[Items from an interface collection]
((
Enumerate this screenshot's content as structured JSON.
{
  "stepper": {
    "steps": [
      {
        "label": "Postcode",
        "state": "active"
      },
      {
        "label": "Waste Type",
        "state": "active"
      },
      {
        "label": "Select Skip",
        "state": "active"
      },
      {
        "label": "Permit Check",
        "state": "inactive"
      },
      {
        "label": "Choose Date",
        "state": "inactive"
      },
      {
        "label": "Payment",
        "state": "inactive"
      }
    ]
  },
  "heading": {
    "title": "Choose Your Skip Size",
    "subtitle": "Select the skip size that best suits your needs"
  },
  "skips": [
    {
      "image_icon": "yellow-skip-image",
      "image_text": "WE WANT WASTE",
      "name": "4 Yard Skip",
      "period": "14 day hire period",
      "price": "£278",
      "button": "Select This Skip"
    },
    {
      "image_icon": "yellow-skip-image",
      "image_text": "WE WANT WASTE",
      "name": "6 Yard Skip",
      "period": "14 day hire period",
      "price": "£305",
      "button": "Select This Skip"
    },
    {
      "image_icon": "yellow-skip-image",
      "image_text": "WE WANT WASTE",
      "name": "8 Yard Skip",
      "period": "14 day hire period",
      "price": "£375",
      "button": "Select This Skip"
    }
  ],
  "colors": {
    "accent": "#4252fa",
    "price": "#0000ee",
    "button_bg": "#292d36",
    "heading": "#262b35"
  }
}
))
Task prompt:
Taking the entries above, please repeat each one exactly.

Answer box:
Enumerate this screenshot's content as structured JSON.
{
  "stepper": {
    "steps": [
      {
        "label": "Postcode",
        "state": "active"
      },
      {
        "label": "Waste Type",
        "state": "active"
      },
      {
        "label": "Select Skip",
        "state": "active"
      },
      {
        "label": "Permit Check",
        "state": "inactive"
      },
      {
        "label": "Choose Date",
        "state": "inactive"
      },
      {
        "label": "Payment",
        "state": "inactive"
      }
    ]
  },
  "heading": {
    "title": "Choose Your Skip Size",
    "subtitle": "Select the skip size that best suits your needs"
  },
  "skips": [
    {
      "image_icon": "yellow-skip-image",
      "image_text": "WE WANT WASTE",
      "name": "4 Yard Skip",
      "period": "14 day hire period",
      "price": "£278",
      "button": "Select This Skip"
    },
    {
      "image_icon": "yellow-skip-image",
      "image_text": "WE WANT WASTE",
      "name": "6 Yard Skip",
      "period": "14 day hire period",
      "price": "£305",
      "button": "Select This Skip"
    },
    {
      "image_icon": "yellow-skip-image",
      "image_text": "WE WANT WASTE",
      "name": "8 Yard Skip",
      "period": "14 day hire period",
      "price": "£375",
      "button": "Select This Skip"
    }
  ],
  "colors": {
    "accent": "#4252fa",
    "price": "#0000ee",
    "button_bg": "#292d36",
    "heading": "#262b35"
  }
}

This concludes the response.